I’m pretty sure we have an addiction that may be borderline unhealthy. Well I know I have several of those, but what I’m specifically speaking about is our addiction to plants, namely trees. Okay, I swear we’re done….for now. It’s just that a certain little blond kid wanted a peach tree when we were at Lowe’s getting the Red Oak tree for Earth Day. Well we rushed out without getting one. Friday was Arbor Day, so what a perfect time to go plant some more trees. Except the weather was crappy. Today we ran out after my Saturday work meetings; took the trailer up to Lowe’s and selected three peach trees.
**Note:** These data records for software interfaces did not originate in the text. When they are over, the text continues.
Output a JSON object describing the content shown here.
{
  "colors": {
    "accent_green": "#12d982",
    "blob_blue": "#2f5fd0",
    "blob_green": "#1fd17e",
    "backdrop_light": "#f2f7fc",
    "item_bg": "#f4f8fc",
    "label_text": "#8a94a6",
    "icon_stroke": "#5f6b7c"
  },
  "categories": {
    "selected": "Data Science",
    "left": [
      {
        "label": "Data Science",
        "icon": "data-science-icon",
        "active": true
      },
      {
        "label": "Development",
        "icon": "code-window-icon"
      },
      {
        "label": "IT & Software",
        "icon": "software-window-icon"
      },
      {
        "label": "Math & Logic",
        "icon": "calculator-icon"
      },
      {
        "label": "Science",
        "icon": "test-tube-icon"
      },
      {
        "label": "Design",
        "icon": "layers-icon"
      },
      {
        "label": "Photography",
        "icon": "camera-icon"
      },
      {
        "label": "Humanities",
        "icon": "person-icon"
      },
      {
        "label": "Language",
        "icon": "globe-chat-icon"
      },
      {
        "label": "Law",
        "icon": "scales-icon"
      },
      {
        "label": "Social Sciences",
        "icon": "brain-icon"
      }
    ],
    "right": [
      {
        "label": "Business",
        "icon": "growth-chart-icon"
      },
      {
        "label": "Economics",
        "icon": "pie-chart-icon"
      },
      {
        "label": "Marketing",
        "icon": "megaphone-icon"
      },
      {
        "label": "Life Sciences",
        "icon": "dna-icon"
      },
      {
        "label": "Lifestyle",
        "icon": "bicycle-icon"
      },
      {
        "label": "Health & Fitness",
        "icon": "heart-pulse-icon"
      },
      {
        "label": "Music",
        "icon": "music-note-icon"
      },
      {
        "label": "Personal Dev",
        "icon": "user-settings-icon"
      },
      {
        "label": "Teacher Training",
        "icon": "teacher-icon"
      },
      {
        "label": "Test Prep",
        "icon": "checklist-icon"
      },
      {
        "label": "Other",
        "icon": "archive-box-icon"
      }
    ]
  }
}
Now we have an unplanned peach orchard in our back yard.
In theory we’ve got a lot going on self-sustaining-wise. Bees = honey and wax, apples, black berries, raspberries, blue berries, choke berries, various herbs and vegetables, and now peaches.
In reality we haven’t had anything “grow” enough to harvest anything of note. Other than the cucumbers and zucchini last year; and maybe a few herbs.
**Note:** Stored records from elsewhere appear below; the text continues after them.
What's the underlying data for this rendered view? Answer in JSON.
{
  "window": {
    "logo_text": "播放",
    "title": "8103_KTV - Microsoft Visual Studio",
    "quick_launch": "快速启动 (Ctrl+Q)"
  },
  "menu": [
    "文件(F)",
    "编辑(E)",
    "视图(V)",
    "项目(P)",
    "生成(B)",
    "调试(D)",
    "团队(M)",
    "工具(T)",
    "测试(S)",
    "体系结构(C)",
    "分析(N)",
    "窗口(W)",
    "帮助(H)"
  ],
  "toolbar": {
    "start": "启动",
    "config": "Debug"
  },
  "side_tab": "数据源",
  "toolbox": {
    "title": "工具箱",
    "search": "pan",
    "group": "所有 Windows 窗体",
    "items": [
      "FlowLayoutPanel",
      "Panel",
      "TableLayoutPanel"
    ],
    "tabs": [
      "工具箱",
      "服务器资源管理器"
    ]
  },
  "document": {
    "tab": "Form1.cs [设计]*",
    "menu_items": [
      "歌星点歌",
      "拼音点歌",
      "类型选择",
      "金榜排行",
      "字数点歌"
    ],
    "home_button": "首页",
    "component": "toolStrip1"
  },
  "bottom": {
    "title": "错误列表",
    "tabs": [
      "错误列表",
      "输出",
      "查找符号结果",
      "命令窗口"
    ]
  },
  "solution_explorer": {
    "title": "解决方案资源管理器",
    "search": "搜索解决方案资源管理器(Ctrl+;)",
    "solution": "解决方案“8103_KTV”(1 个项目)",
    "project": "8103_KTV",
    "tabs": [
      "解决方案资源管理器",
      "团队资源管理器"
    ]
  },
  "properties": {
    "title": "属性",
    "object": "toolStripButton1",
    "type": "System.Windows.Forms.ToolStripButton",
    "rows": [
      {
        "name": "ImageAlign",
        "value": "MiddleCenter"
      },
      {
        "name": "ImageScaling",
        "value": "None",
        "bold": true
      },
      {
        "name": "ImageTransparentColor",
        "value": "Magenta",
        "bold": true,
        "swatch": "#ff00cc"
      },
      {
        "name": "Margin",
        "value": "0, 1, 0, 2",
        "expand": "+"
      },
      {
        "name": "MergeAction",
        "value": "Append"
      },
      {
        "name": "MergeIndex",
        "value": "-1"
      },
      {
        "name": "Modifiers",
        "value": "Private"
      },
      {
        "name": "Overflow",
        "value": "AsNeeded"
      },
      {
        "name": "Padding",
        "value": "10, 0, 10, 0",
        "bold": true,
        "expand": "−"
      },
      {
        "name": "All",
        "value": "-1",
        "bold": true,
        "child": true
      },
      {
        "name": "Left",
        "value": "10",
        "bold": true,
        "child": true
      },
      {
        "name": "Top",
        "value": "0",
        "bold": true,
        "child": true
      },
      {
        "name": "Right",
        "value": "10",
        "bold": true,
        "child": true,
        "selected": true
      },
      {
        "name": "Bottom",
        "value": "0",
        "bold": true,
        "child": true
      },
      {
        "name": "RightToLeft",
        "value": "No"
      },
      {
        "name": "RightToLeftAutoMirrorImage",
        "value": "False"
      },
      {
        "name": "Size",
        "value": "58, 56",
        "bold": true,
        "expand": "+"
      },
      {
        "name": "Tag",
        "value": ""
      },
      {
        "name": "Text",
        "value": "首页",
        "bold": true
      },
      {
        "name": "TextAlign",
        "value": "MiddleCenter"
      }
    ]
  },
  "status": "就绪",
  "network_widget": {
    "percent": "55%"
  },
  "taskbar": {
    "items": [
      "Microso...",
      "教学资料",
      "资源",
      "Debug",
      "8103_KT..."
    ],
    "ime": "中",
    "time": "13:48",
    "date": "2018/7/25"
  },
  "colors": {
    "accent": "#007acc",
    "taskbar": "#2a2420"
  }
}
The new peach orchard. Three trees if you’re counting; next to the raspberry bushes and garden.
I planted two varieties of peaches: Red Haven and Belle of Georgia. Here’s some Georgia peach history (click here). Both are semi-dwarf varieties which means they should be about 10′-20′ in each direction. Home growers should stick to dwarf or semi-dwarf trees because they are easier to manage and produce fruit earlier in the lifespan of the tree. Peach trees hate wind. Don’t we all? We determined that there’s an alcove between the playground and veggie garden that gets lots of sun and the wind isn’t as strong as everywhere else. The land slopes in the area too, so cold air should pool elsewhere. See, cold frosty air runs over land much like water does, pooling in the low-lying areas. Keep your orchard trees out of the low-lying areas, in the sun and out of the wind and you should be fine.
I spaced our peach trees about 10′-11′ apart in a triangle. According to the cards that came with the trees, they are hardy to -10 to -20 degrees which should be fine. Unlike our apples, the peach trees are self-pollinating, but having two varieties should increase our yield. I will say it may be a moot point because it looks like the Red Haven’s are blossoming earlier than the Belle. I guess we’ll see. Regardless, the flowers are ready for the bees. We just need a little less wind, and the bees to discover the new trees. Then we should have peaches as early as this August if all goes exceedingly well.
Only other things of note: we took a box of junk to the e-recycling event in the park this morning. Of course they wouldn’t take our broken blender which kind of irritated me quite frankly. I took it home and it was easier to take apart than any other electronic device I’ve encountered lately. And voila it had a motor and circuit board – things I would think could be recycled. But “no” big bad e-recycler people don’t want blenders. Whatever. I took it apart, my kid will play with the part and then I’ll dump it all in the next e-recycling box. Except the housing and motor – those will go in a landfill and we all can blame the recycling guys who hate the planet.
Also I fixed the drawer on the wife’s Kohler bathroom cabinet. For whatever reason the wheel started falling out of the track. I bent the track back into place, cleaned the construction debris throughout the track areas and lubricated the wheels on the drawer with some WD-40. Seems better.
And as inspired by my fellow blogger at ’40 Is Like The New 30′, I will share a song to go with this post: none other than ‘Peaches’ by The Presidents of the United States of America.
The new peach orchard. You can see the apple orchard just beyond the two rows of berries to the left.
The broken drawer track. I bent the tab back into place and lubricated the roller wheels on the drawer.
This photo gives you some perspective on how close the deer get at night. My cat enjoys watching them in the yard, as we all do.
Broken blender motor.
Inside of the blender.